Every defense needs a nose tackle.
It isn’t exciting, and the players who make their living defending the A-gaps seldom get accolades, make highlight reels, or are counted as core players by fans.
But every defense needs a nose tackle, particularly as offenses concentrate more on attacking those A-gaps after using their personnel and formations to spread defenses out. Having a player who can control interior running lanes and keep second level players clean is of underrated importance.
NC State’s Alim McNeill did the dirty work of playing the 0-technique nose tackle in the Wolfpack’s 3-man front. McNeill is good at his job, but how highly will the NFL value a run-stuffing nose tackle?
Prospect: Alim McNeill
Games Watched: vs. Liberty (2020), vs. Miami (2020), vs. North Carolina (2020)
Games Played: 32
Tackles For a loss: 17.5
Forced Fumbles: 2
Passes Defensed: 5
Games Played: 11
Tackles For a loss: 4.5
Forced Fumbles: 1
Passes Defensed: 0
Best: Strength, leverage, run defense
Worst: Agility, athleticism, pass rush
Projection: Rotational nose tackle in a 3-4 front.
North Carolina State nose tackle Alim McNeill is a stocky, powerful player with the strength, leverage, and toughness to hold up in the middle of an NFL defense.
McNeill’s thick, squat frame brings natural leverage to the nose tackle position which he maximizes by settling into a low stance and playing with good initial pad level. McNeil also shows good initial quickness, reacting well to the snap and getting his hands on the opposing center quickly. He generally plays with a good base, as well as fitting his hands inside the center’s framework. McNeill has excellent grip strength and play strength, which he uses to control blockers throughout the play. He also uses his hands well to defeat cutblocks, keeping his feet and staying in the play.
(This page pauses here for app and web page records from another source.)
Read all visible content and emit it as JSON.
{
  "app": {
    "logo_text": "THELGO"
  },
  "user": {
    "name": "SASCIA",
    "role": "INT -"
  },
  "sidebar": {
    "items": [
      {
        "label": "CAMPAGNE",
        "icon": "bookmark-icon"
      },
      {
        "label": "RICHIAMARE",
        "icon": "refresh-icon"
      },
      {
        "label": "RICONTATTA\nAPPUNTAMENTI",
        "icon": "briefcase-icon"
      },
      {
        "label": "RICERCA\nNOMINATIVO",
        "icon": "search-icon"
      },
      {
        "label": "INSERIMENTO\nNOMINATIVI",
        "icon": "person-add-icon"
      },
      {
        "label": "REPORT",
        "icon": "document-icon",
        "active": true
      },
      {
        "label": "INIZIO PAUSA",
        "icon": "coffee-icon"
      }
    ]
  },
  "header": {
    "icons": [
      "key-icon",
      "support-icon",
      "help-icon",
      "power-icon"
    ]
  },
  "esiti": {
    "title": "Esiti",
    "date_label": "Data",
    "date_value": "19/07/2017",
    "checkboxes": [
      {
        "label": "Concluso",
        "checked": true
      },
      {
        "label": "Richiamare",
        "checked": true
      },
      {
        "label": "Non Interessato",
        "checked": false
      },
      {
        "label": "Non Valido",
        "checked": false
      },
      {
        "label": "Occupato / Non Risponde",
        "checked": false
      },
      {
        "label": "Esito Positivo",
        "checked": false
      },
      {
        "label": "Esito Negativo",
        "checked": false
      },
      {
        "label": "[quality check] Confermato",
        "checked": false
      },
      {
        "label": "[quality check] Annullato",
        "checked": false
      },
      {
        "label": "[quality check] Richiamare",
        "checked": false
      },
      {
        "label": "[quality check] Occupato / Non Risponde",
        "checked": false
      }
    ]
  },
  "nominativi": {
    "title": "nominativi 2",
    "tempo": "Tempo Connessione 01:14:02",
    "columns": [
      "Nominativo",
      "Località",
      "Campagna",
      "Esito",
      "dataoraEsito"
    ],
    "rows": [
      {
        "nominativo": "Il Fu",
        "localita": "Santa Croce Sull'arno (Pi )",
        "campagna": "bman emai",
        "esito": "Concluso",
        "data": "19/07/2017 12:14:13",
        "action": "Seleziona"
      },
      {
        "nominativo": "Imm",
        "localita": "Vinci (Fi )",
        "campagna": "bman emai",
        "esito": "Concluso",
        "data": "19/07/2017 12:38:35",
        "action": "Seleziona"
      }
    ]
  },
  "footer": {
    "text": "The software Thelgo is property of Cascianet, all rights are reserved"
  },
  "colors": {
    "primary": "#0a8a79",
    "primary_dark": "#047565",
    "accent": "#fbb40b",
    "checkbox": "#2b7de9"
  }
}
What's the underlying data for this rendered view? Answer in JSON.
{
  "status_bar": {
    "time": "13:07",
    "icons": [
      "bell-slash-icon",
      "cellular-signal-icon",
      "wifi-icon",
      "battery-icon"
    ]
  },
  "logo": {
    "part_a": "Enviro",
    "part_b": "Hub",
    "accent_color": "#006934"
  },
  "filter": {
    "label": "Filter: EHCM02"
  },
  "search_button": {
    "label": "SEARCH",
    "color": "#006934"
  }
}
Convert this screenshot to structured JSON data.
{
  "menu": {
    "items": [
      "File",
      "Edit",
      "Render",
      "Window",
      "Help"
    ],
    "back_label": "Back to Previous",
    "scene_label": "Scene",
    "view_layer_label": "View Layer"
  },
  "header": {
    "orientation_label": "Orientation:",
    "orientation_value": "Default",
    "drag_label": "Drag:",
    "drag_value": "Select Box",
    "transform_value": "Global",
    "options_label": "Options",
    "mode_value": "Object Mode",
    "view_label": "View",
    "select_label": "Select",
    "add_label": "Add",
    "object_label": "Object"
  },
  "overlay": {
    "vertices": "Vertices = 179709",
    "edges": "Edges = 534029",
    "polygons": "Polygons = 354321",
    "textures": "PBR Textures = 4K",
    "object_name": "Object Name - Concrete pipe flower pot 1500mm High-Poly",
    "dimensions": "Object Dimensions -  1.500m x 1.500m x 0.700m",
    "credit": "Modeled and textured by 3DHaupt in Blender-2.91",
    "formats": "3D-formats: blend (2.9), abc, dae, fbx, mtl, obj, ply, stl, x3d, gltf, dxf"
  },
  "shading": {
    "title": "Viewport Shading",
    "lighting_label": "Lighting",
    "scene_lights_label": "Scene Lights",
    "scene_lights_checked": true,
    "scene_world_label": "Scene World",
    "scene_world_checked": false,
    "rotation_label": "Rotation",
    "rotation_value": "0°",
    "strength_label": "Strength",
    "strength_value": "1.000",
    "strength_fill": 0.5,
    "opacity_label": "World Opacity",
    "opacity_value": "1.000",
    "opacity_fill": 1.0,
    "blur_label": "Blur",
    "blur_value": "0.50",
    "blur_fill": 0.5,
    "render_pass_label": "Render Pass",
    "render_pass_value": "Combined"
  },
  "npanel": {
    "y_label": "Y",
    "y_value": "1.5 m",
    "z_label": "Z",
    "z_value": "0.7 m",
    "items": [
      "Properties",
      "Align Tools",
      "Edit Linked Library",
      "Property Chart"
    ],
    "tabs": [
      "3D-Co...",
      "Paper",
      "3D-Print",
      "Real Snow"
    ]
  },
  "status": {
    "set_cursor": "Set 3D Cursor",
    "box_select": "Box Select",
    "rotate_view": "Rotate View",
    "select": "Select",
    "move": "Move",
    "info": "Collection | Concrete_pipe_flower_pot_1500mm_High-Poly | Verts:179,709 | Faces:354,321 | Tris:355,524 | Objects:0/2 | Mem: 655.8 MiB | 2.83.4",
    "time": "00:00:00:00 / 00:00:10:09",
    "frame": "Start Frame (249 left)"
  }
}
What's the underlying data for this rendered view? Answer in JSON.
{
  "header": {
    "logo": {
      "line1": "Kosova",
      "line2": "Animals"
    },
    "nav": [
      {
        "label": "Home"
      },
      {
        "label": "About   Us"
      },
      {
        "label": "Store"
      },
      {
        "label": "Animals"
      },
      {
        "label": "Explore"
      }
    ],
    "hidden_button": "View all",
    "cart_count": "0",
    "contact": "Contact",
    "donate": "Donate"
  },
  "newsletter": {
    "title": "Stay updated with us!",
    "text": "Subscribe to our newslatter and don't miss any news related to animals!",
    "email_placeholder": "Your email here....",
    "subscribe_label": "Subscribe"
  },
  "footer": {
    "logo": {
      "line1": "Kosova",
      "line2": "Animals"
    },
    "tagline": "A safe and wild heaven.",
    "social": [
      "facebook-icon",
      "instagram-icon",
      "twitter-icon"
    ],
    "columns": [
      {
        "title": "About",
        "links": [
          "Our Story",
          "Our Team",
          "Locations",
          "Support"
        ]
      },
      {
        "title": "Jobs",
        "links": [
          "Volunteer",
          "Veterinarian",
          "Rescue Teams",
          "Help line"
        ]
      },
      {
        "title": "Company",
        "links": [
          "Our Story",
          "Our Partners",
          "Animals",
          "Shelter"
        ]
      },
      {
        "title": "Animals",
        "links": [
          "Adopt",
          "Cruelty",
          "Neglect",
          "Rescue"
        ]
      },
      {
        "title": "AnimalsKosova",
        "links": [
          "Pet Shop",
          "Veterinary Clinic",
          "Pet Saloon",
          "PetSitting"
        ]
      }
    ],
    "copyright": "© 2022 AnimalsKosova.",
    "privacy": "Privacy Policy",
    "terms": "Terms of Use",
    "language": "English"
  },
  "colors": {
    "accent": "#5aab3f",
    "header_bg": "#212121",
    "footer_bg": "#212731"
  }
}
McNeill shows great competitive toughness when in pursuit. Despite being a bigger player, he shows good hustle, pursuing the play through the echo of the whistle.
While McNeill is a stout run defender, he offers little upside as a pass rusher. He relies on a push-pull or rip move (occasionally stringing them together), but can struggle to beat blocks quickly when playing a center who is ready for them. McNeill lacks lateral agility and labors to change directions. Likewise, he lacks quickness outside of his initial move off the stance to engage with the center. He can also find his balance compromised when asked to play laterally.
McNeill can also be prone to biting hard on misdirection, either slowing him down or taking him out of the play completely.
Overall Grade: 5.9 - This prospect has a high floor but is held back by limited athletic potential and limited upside on passing downs
McNeill projects best as a nose tackle used on running downs. He could be a starter in the NFL, but it would likely be in name only, as he would almost certainly be one of the first players taken off the field in a nickel package or passing situation.
McNeill would probably be at his best in a similar position as he played at NC State, as a two-gapping nose tackle in the middle of a TITE front. That would allow him to use his size and strength to clog interior running lanes while also limiting the amount of lateral movement he would need to do. It is worth noting that the TITE front forms the basis for “Air Raid Killer” defenses, which have proliferated throughout the college ranks for their ability to frustrate significant chunks of popular offensive schemes. We could see similar adjustments made at the NFL level as more teams adopt collegiate offensive concepts.
Ultimately, McNeill’s strength, toughness, motor, and run defense will certainly appeal to old-school coaches. However, it remains to be seen how his limited upside in the passing game will impact his draft stock in an NFL which is increasingly predicated on disrupting the quarterback first.